Data for this exercise section start
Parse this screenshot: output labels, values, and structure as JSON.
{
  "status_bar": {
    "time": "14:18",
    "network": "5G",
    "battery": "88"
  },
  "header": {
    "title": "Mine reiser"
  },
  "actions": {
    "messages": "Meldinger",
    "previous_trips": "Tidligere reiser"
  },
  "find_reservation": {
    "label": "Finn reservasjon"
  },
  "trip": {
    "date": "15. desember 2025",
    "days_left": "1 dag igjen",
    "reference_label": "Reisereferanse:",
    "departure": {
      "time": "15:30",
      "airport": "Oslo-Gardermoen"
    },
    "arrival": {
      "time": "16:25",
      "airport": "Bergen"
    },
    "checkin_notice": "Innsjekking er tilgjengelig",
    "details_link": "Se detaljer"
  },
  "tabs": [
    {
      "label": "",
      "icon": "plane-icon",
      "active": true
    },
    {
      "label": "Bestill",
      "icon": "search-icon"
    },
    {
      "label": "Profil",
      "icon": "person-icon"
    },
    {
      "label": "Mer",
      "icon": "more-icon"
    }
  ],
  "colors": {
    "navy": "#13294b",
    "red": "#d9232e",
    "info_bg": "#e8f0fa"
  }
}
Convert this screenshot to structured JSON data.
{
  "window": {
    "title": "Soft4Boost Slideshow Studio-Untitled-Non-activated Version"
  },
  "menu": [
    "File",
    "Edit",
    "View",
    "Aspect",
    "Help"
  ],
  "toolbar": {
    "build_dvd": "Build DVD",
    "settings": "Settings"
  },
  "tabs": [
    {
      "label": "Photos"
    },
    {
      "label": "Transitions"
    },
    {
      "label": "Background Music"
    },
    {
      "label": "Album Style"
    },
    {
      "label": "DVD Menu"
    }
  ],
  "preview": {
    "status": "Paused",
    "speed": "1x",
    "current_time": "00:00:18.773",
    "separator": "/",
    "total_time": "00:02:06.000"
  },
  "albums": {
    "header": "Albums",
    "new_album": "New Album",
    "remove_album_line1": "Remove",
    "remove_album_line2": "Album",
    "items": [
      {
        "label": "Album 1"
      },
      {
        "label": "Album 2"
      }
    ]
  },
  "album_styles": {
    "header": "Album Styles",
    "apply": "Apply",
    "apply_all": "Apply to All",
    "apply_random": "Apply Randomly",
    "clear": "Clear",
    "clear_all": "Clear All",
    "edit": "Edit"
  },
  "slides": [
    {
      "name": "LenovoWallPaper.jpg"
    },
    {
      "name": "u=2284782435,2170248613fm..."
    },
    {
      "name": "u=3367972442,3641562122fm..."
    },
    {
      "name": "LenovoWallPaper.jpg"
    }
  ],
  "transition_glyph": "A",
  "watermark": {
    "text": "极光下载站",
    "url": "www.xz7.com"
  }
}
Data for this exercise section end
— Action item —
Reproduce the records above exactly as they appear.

— Exercise solution —
Parse this screenshot: output labels, values, and structure as JSON.
{
  "status_bar": {
    "time": "14:18",
    "network": "5G",
    "battery": "88"
  },
  "header": {
    "title": "Mine reiser"
  },
  "actions": {
    "messages": "Meldinger",
    "previous_trips": "Tidligere reiser"
  },
  "find_reservation": {
    "label": "Finn reservasjon"
  },
  "trip": {
    "date": "15. desember 2025",
    "days_left": "1 dag igjen",
    "reference_label": "Reisereferanse:",
    "departure": {
      "time": "15:30",
      "airport": "Oslo-Gardermoen"
    },
    "arrival": {
      "time": "16:25",
      "airport": "Bergen"
    },
    "checkin_notice": "Innsjekking er tilgjengelig",
    "details_link": "Se detaljer"
  },
  "tabs": [
    {
      "label": "",
      "icon": "plane-icon",
      "active": true
    },
    {
      "label": "Bestill",
      "icon": "search-icon"
    },
    {
      "label": "Profil",
      "icon": "person-icon"
    },
    {
      "label": "Mer",
      "icon": "more-icon"
    }
  ],
  "colors": {
    "navy": "#13294b",
    "red": "#d9232e",
    "info_bg": "#e8f0fa"
  }
}
Convert this screenshot to structured JSON data.
{
  "window": {
    "title": "Soft4Boost Slideshow Studio-Untitled-Non-activated Version"
  },
  "menu": [
    "File",
    "Edit",
    "View",
    "Aspect",
    "Help"
  ],
  "toolbar": {
    "build_dvd": "Build DVD",
    "settings": "Settings"
  },
  "tabs": [
    {
      "label": "Photos"
    },
    {
      "label": "Transitions"
    },
    {
      "label": "Background Music"
    },
    {
      "label": "Album Style"
    },
    {
      "label": "DVD Menu"
    }
  ],
  "preview": {
    "status": "Paused",
    "speed": "1x",
    "current_time": "00:00:18.773",
    "separator": "/",
    "total_time": "00:02:06.000"
  },
  "albums": {
    "header": "Albums",
    "new_album": "New Album",
    "remove_album_line1": "Remove",
    "remove_album_line2": "Album",
    "items": [
      {
        "label": "Album 1"
      },
      {
        "label": "Album 2"
      }
    ]
  },
  "album_styles": {
    "header": "Album Styles",
    "apply": "Apply",
    "apply_all": "Apply to All",
    "apply_random": "Apply Randomly",
    "clear": "Clear",
    "clear_all": "Clear All",
    "edit": "Edit"
  },
  "slides": [
    {
      "name": "LenovoWallPaper.jpg"
    },
    {
      "name": "u=2284782435,2170248613fm..."
    },
    {
      "name": "u=3367972442,3641562122fm..."
    },
    {
      "name": "LenovoWallPaper.jpg"
    }
  ],
  "transition_glyph": "A",
  "watermark": {
    "text": "极光下载站",
    "url": "www.xz7.com"
  }
}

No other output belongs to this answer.